“You mentioned a story of Navy landing craft taking the Marines into Tarawa. It reminded me of something which impressed me a great deal and something I’m sure I’ll never forget.
So you’ll understand what I mean I’ll try to start with an explanation. In training – close order drill- etc. there is a command that is given always when the men form in the morning – various times during the day– after firing– and always before a formation is dismissed. The command is INSPECTION – ARMS. On the command of EXECUTION- ARMS each man opens the bolt of his rifle. It is supposed to be done in unison so you hear just one sound as the bolts are opened. Usually it is pretty good and sounds O.K.
Just to show you how the morale of the men going to the beach was – and how much it impressed me — we were on our way in – I was forward, watching the beach thru a little slit in the ramp – the men were crouched in the bottom of the boat, just waiting. You see- we enter the landing boats with unloaded rifles and wait till it’s advisable before loading. When we got about to the right distance in my estimation I turned around and said – LOAD and LOCK – I didn’t realize it, but every man had been crouching with his hand on the operating handle and when I said that — SLAM! — every bolt was open at once – I’ve never heard it done better – and those men meant business when they loaded those rifles.
A man couldn’t be afraid with men like that behind him.”
My father did return home to my mother after almost three years of separation. He was “bound to the pasture and chained to the plow” as he resumed his love of farming the land and teaching others how it is done.
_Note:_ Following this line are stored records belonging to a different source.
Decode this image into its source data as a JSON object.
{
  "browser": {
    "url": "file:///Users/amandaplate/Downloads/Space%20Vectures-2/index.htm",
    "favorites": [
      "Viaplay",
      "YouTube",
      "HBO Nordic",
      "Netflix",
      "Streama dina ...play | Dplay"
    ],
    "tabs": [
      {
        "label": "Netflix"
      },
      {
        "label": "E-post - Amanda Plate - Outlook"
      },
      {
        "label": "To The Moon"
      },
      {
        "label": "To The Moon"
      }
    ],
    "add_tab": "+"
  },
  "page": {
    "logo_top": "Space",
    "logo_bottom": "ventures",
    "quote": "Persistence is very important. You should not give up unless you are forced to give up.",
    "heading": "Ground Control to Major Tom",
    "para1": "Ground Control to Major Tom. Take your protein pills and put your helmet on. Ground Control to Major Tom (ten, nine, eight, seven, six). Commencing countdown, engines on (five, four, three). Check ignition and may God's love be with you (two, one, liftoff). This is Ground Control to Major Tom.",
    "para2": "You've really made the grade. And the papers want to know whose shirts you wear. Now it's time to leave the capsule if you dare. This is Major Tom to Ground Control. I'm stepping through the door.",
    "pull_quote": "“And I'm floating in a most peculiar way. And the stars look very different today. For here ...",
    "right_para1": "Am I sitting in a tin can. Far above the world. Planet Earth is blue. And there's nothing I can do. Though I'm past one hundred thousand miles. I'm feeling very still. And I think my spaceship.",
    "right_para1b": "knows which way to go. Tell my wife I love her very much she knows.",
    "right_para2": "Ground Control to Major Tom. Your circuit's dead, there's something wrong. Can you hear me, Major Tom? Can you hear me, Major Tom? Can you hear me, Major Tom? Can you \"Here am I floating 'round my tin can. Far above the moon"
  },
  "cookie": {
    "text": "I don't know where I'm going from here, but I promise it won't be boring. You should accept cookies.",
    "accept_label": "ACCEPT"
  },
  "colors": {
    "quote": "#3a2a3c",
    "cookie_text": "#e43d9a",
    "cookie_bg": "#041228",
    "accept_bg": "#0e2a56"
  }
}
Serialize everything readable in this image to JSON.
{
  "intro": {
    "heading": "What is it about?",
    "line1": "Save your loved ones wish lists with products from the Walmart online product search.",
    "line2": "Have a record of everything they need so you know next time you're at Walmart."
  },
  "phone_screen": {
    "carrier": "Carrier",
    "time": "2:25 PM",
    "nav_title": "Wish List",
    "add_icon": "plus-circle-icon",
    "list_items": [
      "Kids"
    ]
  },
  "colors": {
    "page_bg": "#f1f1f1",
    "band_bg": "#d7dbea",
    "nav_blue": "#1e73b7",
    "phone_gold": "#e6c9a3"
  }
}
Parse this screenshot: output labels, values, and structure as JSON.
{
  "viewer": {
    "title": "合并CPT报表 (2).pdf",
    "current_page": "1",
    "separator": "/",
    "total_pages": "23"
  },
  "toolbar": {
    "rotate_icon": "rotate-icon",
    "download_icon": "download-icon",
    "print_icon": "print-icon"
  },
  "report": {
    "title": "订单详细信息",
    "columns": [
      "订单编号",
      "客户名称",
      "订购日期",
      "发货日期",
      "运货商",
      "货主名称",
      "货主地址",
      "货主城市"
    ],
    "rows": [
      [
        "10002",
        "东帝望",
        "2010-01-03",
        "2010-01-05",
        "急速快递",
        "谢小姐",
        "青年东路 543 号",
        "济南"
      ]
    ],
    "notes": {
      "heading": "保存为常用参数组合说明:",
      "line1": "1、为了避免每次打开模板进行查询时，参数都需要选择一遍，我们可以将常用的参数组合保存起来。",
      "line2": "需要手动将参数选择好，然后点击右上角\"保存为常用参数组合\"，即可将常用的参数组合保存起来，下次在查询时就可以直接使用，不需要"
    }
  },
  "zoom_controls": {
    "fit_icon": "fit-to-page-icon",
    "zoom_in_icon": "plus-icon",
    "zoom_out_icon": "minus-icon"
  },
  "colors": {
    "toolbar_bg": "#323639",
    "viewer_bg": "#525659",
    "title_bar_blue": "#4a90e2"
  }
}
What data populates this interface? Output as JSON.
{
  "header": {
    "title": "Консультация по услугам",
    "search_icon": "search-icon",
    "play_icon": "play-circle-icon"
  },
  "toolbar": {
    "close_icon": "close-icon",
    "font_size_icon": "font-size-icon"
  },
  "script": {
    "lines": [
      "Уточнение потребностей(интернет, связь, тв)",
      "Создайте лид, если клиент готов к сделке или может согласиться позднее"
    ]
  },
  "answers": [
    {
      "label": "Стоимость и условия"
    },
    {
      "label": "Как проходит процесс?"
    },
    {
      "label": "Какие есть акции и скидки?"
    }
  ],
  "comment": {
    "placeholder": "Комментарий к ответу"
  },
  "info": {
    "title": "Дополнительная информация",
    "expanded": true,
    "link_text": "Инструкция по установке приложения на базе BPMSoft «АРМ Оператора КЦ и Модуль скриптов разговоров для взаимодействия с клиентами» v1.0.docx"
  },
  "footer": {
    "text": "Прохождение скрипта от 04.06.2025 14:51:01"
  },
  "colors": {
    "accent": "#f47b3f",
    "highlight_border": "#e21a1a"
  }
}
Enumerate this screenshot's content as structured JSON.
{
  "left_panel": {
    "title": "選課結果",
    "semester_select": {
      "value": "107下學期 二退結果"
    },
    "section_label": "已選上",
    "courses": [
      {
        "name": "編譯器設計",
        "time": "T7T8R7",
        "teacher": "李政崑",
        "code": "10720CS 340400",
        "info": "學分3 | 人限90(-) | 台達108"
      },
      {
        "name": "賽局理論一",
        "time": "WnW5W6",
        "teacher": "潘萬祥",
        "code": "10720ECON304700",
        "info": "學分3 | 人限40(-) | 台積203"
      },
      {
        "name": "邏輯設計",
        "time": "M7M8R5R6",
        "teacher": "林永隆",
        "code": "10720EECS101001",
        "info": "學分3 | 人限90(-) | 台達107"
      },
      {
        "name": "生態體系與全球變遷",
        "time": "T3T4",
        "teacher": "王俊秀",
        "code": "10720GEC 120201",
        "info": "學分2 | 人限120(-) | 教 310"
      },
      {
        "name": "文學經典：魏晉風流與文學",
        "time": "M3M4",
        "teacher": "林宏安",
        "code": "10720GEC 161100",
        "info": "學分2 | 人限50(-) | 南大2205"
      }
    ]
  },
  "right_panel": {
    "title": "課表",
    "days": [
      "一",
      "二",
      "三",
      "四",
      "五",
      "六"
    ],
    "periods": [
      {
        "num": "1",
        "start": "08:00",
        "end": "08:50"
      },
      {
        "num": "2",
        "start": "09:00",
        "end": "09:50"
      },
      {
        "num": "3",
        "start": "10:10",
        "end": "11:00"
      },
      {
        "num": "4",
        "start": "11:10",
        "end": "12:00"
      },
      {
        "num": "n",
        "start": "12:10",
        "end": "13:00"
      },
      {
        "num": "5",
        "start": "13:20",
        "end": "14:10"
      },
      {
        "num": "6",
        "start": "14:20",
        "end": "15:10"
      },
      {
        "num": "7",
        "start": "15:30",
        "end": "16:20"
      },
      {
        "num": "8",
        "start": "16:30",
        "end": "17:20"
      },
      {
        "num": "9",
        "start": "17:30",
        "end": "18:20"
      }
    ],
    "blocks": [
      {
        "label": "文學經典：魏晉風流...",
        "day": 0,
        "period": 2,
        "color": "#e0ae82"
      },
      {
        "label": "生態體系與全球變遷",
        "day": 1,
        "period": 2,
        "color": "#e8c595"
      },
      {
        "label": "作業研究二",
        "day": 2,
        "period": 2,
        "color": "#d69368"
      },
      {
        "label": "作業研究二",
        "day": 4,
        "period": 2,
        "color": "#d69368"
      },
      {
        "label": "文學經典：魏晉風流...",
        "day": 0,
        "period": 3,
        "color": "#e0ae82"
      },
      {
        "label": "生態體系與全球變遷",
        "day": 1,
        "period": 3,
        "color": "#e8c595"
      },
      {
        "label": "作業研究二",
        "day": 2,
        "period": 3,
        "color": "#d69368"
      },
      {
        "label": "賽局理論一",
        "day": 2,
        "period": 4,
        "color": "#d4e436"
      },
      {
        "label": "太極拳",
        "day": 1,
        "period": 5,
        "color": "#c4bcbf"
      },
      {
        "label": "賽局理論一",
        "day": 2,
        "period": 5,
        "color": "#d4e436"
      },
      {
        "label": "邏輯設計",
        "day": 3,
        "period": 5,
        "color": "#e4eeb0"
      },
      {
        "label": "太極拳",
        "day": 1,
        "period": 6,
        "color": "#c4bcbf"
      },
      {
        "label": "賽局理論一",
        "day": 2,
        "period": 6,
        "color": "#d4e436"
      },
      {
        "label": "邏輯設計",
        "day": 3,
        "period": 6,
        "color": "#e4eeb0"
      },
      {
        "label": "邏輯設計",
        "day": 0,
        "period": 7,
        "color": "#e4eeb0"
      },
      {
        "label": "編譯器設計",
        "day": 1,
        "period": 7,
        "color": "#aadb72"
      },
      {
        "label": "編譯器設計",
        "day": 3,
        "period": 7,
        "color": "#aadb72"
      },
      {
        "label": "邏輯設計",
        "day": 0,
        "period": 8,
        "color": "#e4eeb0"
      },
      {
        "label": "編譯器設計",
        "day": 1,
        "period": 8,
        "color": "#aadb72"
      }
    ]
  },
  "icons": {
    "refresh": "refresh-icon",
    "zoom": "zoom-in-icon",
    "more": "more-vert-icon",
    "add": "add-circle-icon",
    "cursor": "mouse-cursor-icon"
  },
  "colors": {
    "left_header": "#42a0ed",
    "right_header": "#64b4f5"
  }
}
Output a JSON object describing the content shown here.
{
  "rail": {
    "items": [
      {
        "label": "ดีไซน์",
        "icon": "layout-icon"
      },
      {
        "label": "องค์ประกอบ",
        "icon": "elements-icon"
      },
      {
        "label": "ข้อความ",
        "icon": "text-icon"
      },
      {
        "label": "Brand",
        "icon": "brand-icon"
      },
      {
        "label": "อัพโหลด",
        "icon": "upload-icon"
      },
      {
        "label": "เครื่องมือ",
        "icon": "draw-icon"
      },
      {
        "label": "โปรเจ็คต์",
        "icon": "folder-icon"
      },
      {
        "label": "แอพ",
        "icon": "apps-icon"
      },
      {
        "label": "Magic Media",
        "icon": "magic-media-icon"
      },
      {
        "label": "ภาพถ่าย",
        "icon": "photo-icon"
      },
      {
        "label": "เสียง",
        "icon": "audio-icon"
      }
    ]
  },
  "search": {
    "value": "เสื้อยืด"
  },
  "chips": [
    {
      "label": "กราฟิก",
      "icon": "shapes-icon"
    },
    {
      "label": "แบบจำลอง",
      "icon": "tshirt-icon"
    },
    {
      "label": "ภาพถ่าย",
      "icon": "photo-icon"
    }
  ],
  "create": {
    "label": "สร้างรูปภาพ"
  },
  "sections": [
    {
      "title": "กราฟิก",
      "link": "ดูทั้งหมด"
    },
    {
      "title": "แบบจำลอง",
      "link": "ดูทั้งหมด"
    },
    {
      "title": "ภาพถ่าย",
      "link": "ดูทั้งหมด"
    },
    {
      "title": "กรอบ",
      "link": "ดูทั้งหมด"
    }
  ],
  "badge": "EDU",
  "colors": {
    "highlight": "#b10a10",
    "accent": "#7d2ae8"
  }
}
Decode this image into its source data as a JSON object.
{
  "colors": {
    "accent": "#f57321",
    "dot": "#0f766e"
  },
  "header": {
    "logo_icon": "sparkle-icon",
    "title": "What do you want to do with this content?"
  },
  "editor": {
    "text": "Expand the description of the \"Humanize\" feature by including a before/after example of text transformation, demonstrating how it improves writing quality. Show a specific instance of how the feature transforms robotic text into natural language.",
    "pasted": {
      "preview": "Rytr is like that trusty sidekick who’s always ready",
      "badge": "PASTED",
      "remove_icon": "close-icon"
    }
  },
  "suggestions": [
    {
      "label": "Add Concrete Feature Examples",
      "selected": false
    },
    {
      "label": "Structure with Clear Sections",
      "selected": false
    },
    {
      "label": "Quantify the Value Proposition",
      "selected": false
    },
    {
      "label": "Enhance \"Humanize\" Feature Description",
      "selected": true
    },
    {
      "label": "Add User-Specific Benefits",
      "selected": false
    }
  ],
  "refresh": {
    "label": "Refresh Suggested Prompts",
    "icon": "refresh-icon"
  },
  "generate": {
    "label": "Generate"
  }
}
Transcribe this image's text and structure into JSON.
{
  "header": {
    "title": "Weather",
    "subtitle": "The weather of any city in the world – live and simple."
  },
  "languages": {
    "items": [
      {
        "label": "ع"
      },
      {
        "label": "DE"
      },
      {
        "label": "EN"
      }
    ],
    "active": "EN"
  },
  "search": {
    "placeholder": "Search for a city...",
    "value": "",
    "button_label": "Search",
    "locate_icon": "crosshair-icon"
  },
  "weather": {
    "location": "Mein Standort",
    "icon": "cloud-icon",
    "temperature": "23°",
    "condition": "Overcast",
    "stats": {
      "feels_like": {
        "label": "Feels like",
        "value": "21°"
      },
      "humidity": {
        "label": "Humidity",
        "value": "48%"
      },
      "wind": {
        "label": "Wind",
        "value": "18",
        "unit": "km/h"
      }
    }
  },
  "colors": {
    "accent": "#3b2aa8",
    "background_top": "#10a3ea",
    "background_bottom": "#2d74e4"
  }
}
He never forgot those who died, making it possible for him to return home. I won’t forget either.